School of Humanities & Behavioral Science
Anderson University’s history program is rigorous and intentionally strives to help students become critical thinkers with strong research and writing skills – abilities that will serve them well in both post-graduate work and in a wide variety of professions, including banking, the law, government, non-profit organizations, and public service.
Anderson University’s history program offers interested students the opportunity to learn from published scholars in a wide variety of historical fields.
Course offerings include European history, all areas of American history, and many fields of world history, including China, Japan, Russia/Soviet Union, the Middle East, and Latin America. Additionally, the department offers classes that have a broad appeal, such as Baseball in America, the Civil Rights Movement, the Jewish Holocaust, Slavery in America, the American Family, Women in the World, and the History of World War II.
Start your AU story
What courses will I take?
- Western Civilization I
- Historical Inquiry
- American Civilization I
- U.S. from 1945 to the Present
What kind of jobs can I anticipate after graduation?
- Records Manager
- Lawyer or Paralegal
Graduates with an AU history degree have excelled in masters and doctoral programs in universities across the country and overseas. Many of AU’s history graduates choose to go on to law school or an MBA program, join the U.S. Foreign Service or other government agencies, work at museums and national parks, serve in the mission field, or teach overseas.
Our professors are committed to providing the best education possible and actively work to know our students, to help them realize their potential and reach their goals. As historians, we strongly believe that knowledge of our past helps us to create a better future, and we invite you to join us in the pursuit of learning who we are and what we can be.
Along with the in-depth courses, students have the opportunity for hand-on learning. Depending on students’ professional career goals, internship experiences in Madison County or with our university museum provide invaluable opportunities to learn and become involved in the daily operations of these organizations.
After graduation, our students move on to a law school or an MBA program, join the U.S. Foreign Service or other government agencies, work at museums and national parks, serve in the mission field, or teach overseas.
Students have been involved with internships at the national government level in Washington, D.C., with state and local governments, and with the British Parliament. Pre-law students are assigned to area law offices, courts, or the prosecutor’s office.
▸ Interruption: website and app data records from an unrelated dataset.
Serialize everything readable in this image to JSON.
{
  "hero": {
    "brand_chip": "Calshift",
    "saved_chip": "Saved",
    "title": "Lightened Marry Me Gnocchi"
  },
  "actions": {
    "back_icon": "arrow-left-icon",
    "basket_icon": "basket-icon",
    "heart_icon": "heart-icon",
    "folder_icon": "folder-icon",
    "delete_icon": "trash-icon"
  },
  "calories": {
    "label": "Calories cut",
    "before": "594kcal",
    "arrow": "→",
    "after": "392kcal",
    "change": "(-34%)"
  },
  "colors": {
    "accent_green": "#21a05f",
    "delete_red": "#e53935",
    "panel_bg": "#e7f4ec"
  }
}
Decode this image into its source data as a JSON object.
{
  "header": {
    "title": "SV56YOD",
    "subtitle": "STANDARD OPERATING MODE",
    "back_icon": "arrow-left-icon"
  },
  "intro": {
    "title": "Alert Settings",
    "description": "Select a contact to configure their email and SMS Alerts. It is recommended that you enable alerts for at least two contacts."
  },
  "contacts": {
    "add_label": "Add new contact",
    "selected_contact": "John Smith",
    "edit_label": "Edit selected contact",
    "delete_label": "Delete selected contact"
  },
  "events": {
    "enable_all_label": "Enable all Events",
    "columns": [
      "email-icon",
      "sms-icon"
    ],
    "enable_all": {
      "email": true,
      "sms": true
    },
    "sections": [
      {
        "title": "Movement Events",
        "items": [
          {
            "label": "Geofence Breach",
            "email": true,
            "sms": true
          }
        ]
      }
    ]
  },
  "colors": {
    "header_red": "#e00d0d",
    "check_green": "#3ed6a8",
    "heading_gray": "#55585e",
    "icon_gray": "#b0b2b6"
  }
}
Through the Council for Christian Colleges and Universities, AU students have the opportunity to spend a semester studying economics and domestic and international politics in Washington, D.C. Students are called to integrate their faith in a government setting, while interacting with decision-makers. The council also offers summer school at the Center for Medieval and Renaissance Studies in Oxford, England, as well as international opportunities in Russia, Egypt, and Costa Rica.
Dr. Joel Shrock serves as associate provost, the dean of the School of Humanities & Behavioral Science, and professor of history. He earned his Ph.D. from Miami University in United States History with fields in cultural, gender, and world history in 1996. He teaches courses in modern US and Middle Eastern history.
Dr. Shrock has published The Gilded Age: American Popular Culture through History with Greenwood Press in 2004 and is working on a manuscript on boyhood, youth fiction, and violence at the turn of the twentieth century. He has published various articles on topics that include rape in silent film, the Vietnam Antiwar Movement, and recently an article on print culture and crossover reading in the late nineteenth century.
Dr. Shrock maintains a presence outside of the university. He has served on two Teaching American History Grant Projects, was on the consulting committee for the What Middletown Read Project, has served as a council member, membership secretary, and past president of the Indiana Association of Historians. In 2009 Shrock studied Middle Eastern culture and politics as a Malone Fellow in Oman and the United Arab Emirates. In 2011 he won the Distinguished Scholar Award from Anderson University for his research in the What Middletown Read Project. In 2014 Dr. Shrock won a fellowship for the Council of Independent Colleges Seminar, “The Creation of the Modern American City: Chicago from 1830 to 1910” at the Newberry Library in Chicago.
Dr. Shrock has served at Anderson University since 2005.
Contact Dr. Shrock:
Decker Hall 120; (765) 641-4441
Dean, School of Humanities & Behavioral Science
Professor of History
B.S., M.A. Ball State University
Ph.D., Miami University